A 2011 study in the Journal of Forecasting took the same data set and compared model predictions against a “random walk” alternative, consisting simply of using the last period’s value in each location as the forecast for the next period’s value in that location. The test measures the sum of errors relative to the random walk. A perfect model gets a score of zero, meaning it made no errors. A model that does no better than a random walk gets a score of 1. A model receiving a score above 1 did worse than uninformed guesses. Simple statistical forecast models that have no climatology or physics in them typically got scores between 0.8 and 1, indicating slight improvements on the random walk, though in some cases their scores went as high as 1.8.

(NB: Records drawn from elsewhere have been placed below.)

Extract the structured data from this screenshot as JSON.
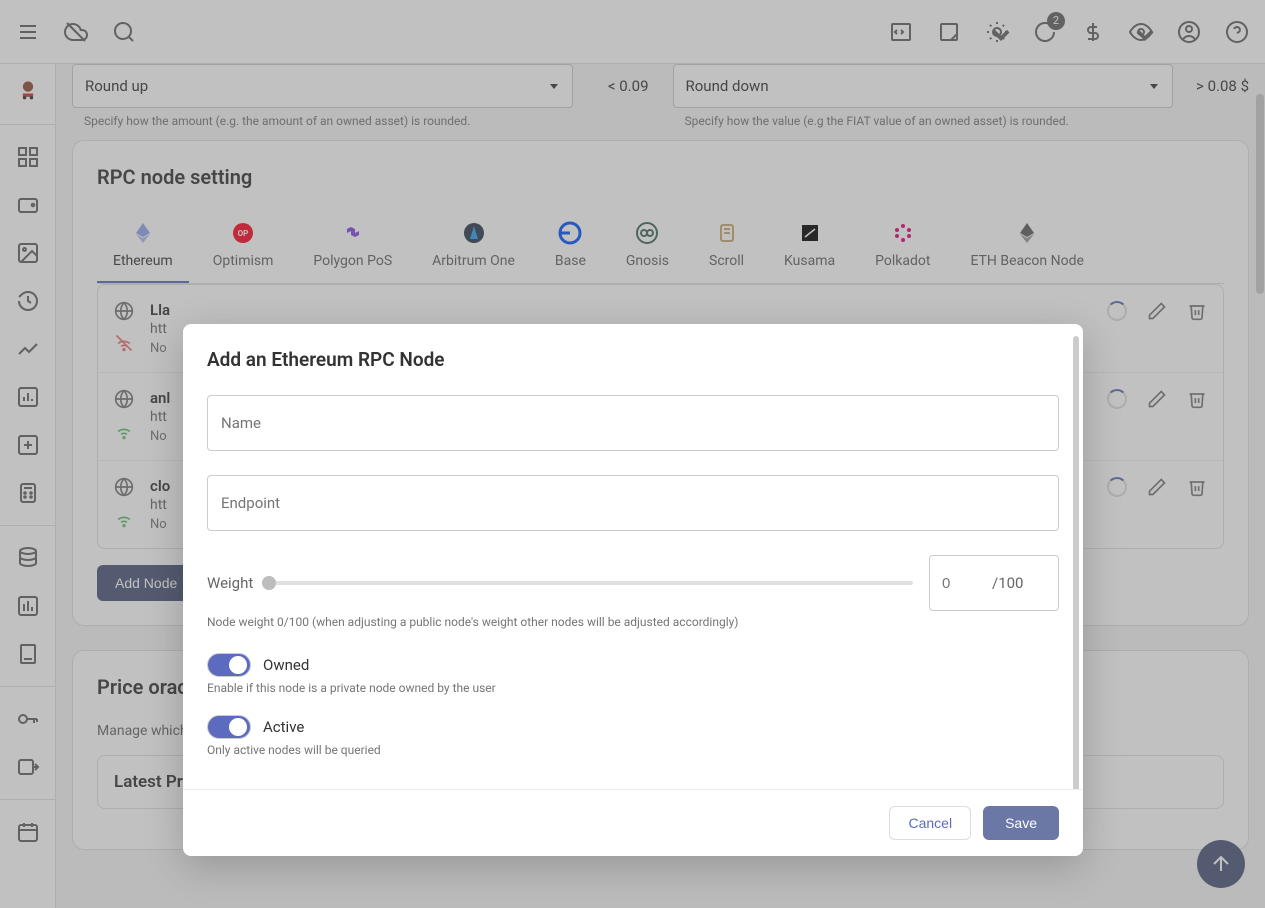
{
  "topbar": {
    "badge_count": "2"
  },
  "rounding": {
    "amount_value": "Round up",
    "amount_example": "< 0.09",
    "amount_hint": "Specify how the amount (e.g. the amount of an owned asset) is rounded.",
    "value_value": "Round down",
    "value_example": "> 0.08 $",
    "value_hint": "Specify how the value (e.g the FIAT value of an owned asset) is rounded."
  },
  "rpc": {
    "title": "RPC node setting",
    "tabs": [
      "Ethereum",
      "Optimism",
      "Polygon PoS",
      "Arbitrum One",
      "Base",
      "Gnosis",
      "Scroll",
      "Kusama",
      "Polkadot",
      "ETH Beacon Node"
    ],
    "nodes": [
      {
        "name": "Lla",
        "url": "htt",
        "status": "No"
      },
      {
        "name": "anl",
        "url": "htt",
        "status": "No"
      },
      {
        "name": "clo",
        "url": "htt",
        "status": "No"
      }
    ],
    "add_label": "Add Node"
  },
  "oracle": {
    "title": "Price oracl",
    "desc": "Manage which",
    "latest_title": "Latest Pr"
  },
  "dialog": {
    "title": "Add an Ethereum RPC Node",
    "name_label": "Name",
    "endpoint_label": "Endpoint",
    "weight_label": "Weight",
    "weight_value": "0",
    "weight_suffix": "/100",
    "weight_hint": "Node weight 0/100 (when adjusting a public node's weight other nodes will be adjusted accordingly)",
    "owned_label": "Owned",
    "owned_hint": "Enable if this node is a private node owned by the user",
    "active_label": "Active",
    "active_hint": "Only active nodes will be queried",
    "cancel": "Cancel",
    "save": "Save"
  }
}
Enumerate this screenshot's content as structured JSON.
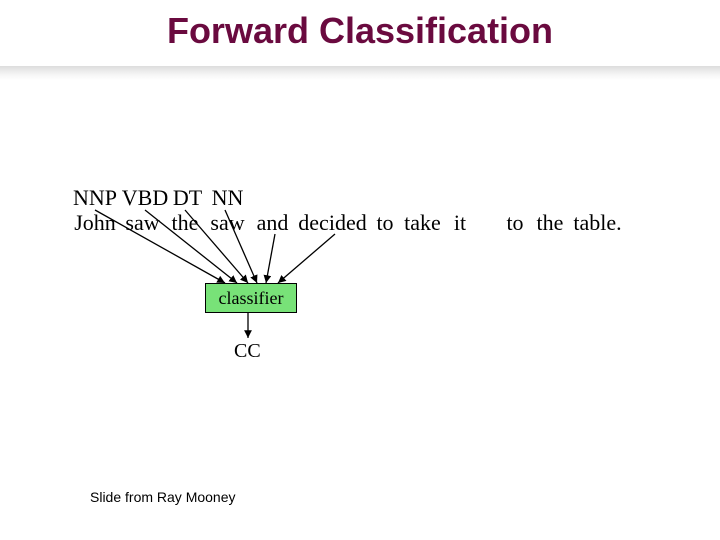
{
  "title": "Forward Classification",
  "tags": {
    "nnp": "NNP",
    "vbd": "VBD",
    "dt": "DT",
    "nn": "NN"
  },
  "tokens": {
    "john": "John",
    "saw1": "saw",
    "the1": "the",
    "saw2": "saw",
    "and": "and",
    "decided": "decided",
    "to1": "to",
    "take": "take",
    "it": "it",
    "to2": "to",
    "the2": "the",
    "table": "table."
  },
  "classifier_label": "classifier",
  "output_tag": "CC",
  "credit": "Slide from Ray Mooney"
}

The climate models, by contrast, got scores ranging from 2.4 to 3.7, indicating a total failure to provide valid forecast information at the regional level, even on long time scales. The authors commented: “This implies that the current [climate] models are ill-suited to localized decadal predictions, even though they are used as inputs for policymaking.”
Indeed. Nor is the problem confined just to a few models. In a 2010 paper, a co-author and I looked at how well an average formed from all 23 climate models used for the 2007 IPCC report did at explaining the spatial pattern of temperature trends on land after 1979, compared with a rival model that all the experts keep telling me should have no explanatory power at all: the regional pattern of socioeconomic growth. Any effects from those factors, I have been told many times, are removed from the climate data before it is published. And yet I keep finding the socioeconomic patterns do a very good job of explaining the patterns of temperature trends over land. In our 2010 paper we showed that the climate models, averaged together, do very poorly, while the socioeconomic data does quite well.
The computer models have to be able to predict changes in specific regions, otherwise we have no reason to trust that they are accurate. We have to be able to evaluate whether the models work by testing them. When we can test them to predict climate change in specific regions, they fail.